Public sector-encouraged close collaboration between export credit agencies, insurers, project aggregators and the global debt capital market has the potential to lead to green infrastructure investments in developing countries at the necessary ‘industrial scale’. A global project identification and development machinery can activate projects in all regions of the world and link them to large, institutional investors, while at the same time facilitating access to government endorsed export guarantees for green technologies and state-of-the-art insurance products to address investors’ concerns to enter immature markets. By matching de-risking products that have the potential for a fast transformational change in developing countries, and linking investment products to a concrete green result, green investments can contribute directly to developing countries’ climate pledges.

There is sufficient scientific and political awareness of the urgency to act. There is a general agreement among G20 countries that bold actions today will reduce the costs of adapting to climate change by one fifth and a lack thereof would increase the costs and reach 20% of the global GDP in 2030[8].

The financial solutions and means are known to all. Therefore, there is no justification for postponing bold actions today and no reason to apologize tomorrow. 

[1] OECD. “Development Co-operation Report: Making Partnerships Effective.” 2015.

[2] Achim Steiner, UNDP Administrator, Welcoming remarks at UNGA Side Event ‘Partnerships for Inclusive Growth: Private sector investment in the SDGs”, 15:00 - 18:00 – 22 September 2017

[3] Base of the Economic Pyramid (or BOP) is used to describe men and women who are low-income or who lack access to basic goods and services.

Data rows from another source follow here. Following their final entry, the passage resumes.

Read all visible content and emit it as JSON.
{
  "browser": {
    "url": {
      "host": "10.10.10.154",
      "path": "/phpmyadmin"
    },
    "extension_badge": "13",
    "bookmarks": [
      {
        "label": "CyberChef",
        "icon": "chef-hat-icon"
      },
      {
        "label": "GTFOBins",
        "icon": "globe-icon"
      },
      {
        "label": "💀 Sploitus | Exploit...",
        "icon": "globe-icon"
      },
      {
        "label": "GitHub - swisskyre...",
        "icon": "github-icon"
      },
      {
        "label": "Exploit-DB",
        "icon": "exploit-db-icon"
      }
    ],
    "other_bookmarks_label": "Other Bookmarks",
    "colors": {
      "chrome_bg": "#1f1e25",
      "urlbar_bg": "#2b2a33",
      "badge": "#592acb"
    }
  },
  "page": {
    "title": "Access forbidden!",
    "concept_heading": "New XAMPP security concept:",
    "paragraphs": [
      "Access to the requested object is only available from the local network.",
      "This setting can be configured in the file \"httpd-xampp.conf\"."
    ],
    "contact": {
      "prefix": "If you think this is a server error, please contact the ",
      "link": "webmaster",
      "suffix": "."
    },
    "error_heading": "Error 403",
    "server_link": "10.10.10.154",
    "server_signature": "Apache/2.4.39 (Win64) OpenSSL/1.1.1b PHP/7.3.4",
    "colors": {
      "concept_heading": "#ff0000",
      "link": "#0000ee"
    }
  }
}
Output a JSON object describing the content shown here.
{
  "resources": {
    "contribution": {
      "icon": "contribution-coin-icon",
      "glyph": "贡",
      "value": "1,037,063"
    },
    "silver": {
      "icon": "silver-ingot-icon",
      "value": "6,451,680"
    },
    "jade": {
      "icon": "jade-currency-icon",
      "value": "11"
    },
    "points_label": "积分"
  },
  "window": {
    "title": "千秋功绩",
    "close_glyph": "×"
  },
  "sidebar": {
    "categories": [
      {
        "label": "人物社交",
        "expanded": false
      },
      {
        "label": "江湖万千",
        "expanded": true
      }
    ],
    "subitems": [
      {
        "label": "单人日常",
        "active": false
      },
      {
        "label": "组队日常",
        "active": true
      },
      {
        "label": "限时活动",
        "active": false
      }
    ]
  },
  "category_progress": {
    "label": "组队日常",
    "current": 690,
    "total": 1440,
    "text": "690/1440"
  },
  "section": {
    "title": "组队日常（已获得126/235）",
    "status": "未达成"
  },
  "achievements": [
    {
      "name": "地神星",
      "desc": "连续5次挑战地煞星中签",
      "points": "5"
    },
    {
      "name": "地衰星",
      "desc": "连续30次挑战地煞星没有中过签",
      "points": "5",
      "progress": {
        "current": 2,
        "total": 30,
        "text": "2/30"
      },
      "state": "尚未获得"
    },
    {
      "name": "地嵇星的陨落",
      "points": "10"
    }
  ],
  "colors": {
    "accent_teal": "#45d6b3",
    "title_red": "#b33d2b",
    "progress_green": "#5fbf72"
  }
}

The low-income segment is commonly considered to include people with up to US$10/day in purchasing power parity terms (PPP) in 2015 USD. Calculated by BCtA based on 2015 inflation rate:

[4] Business & Sustainable Development Commission. "Better Business Better World." 2017.

[5] The New Climate Economy, 2016

[6] Credit Suisse Research Institute, 2016: Global Wealth Report


[8] UNEP, 2016: Emission Gap Report